“Jack of all trades. Master of none. With Grae and myself right now, no job is too small.”

So why has Le Cowboy found great success so far? Obviously it’s in part due to the sourdough focaccia Grae makes from his three-year-old starter, and the handcrafted orecchiette with homemade pork sausage and fennel pollen. But Drew and Grae were confident about opening Le Cowboy after seeing how restaurants like Suerte and Comedor were able to “get people excited again about eating, because at the end of the day everyone is stuck inside cooking the same thing and eating the same thing. If anything, people are more excited to get out of their ruts, while being safe and staying in”, said Drew. When asked about the support and love the Austin food community has given Le Cowboy, Drew paused.

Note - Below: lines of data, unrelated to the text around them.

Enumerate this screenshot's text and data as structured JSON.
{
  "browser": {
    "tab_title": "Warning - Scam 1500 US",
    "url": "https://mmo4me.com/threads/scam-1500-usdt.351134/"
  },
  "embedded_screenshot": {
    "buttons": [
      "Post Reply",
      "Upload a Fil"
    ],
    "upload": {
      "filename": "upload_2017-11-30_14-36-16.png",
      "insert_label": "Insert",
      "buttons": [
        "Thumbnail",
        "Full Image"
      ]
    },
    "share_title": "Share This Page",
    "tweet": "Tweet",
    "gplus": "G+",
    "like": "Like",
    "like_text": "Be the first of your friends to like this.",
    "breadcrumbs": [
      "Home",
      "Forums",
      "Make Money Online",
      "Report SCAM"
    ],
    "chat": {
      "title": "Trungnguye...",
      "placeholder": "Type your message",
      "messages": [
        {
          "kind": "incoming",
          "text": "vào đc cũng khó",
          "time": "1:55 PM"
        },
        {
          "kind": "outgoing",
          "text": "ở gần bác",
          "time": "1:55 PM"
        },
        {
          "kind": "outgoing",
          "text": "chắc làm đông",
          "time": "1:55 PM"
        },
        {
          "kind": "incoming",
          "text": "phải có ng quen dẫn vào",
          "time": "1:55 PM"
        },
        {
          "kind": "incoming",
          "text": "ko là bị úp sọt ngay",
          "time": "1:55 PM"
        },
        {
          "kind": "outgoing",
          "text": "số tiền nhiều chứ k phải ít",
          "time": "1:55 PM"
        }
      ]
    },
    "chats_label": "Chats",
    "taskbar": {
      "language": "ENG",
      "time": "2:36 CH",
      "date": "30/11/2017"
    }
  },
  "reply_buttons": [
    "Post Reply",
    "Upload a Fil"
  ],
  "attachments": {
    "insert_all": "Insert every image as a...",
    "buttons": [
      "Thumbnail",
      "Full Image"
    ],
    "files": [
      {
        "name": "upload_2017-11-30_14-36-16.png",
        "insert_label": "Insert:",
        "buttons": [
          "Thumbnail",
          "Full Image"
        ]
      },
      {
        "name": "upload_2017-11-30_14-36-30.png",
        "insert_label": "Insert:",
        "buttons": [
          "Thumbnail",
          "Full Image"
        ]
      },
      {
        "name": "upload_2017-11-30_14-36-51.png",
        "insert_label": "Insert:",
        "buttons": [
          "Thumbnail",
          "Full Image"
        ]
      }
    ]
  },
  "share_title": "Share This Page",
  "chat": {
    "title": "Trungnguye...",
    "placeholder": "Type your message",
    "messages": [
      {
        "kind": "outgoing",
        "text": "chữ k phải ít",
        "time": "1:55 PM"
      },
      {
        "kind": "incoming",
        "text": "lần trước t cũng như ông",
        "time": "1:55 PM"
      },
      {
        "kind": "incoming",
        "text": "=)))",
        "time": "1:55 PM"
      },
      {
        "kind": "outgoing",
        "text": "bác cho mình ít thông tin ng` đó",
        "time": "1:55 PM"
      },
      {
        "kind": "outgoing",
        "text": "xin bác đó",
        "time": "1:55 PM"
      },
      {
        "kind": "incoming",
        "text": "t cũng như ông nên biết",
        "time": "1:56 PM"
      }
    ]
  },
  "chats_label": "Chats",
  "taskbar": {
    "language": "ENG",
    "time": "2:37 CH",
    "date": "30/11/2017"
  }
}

“The fact that there are so many people who want to support us and see us succeed is just so special. This community is so tight-knit. It’s very astounding,” remarked Drew.

There was no adapting Le Cowboy for the times, Le Cowboy came to market during this horrific time for restaurants. They knew that in order to succeed they would have to be extraordinarily scrappy and resourceful. They hung up shelves, painted the walls; the logo was tagged onto a piece of butcher paper. They haven’t had the heartbreak of furloughing staff or coming in each day to an empty dining room. In fact, even when open for full service, they won't be seating more than 20 at a time.

So while Le Cowboy might exist not because of, but rather in spite of these circumstances, it remains an uphill climb. Premium, fresh meals don't shine to their full potential in tin take-out containers and the ebb and flow of demand for a takeout business are hard to plan for -who knew that the cool kids in East Austin eat their dinner before 6 PM?

It’s safe to say that the chemistry between Drew and Grae is unbeatable. Drew has had experience with both front of house and back of house, so he understands that there’s usually a divide between the two. However, the guys have made it their personal goal to close that gap. And right now, there is only one house and that house is Le Cowboy, where two dudes who love cooking and love sharing their passion for food are able to come together and make people excited about eating. “We want to feed people,” says Drew. “At the end of the day, that’s what Grae and I signed up for with the life we chose. The life we chose is to feed people and nourish them.” And that nourishment isn’t just putting food in an empty stomach. If you take a bite of Grae’s rigatoni all’amatriciana and are brought back to walking the streets of Rome, then Drew and Grae have done their jobs. 

The next time you’re in Austin, make sure to check out Le Cowboy. You’ll want to order the whole menu. And if you’re eating solo, Drew has promised me that you won’t be judged. If you want to eat Italian food cooked by two friends who love and are deeply passionate about the food that comes out of their kitchen, I cannot recommend Le Cowboy more highly.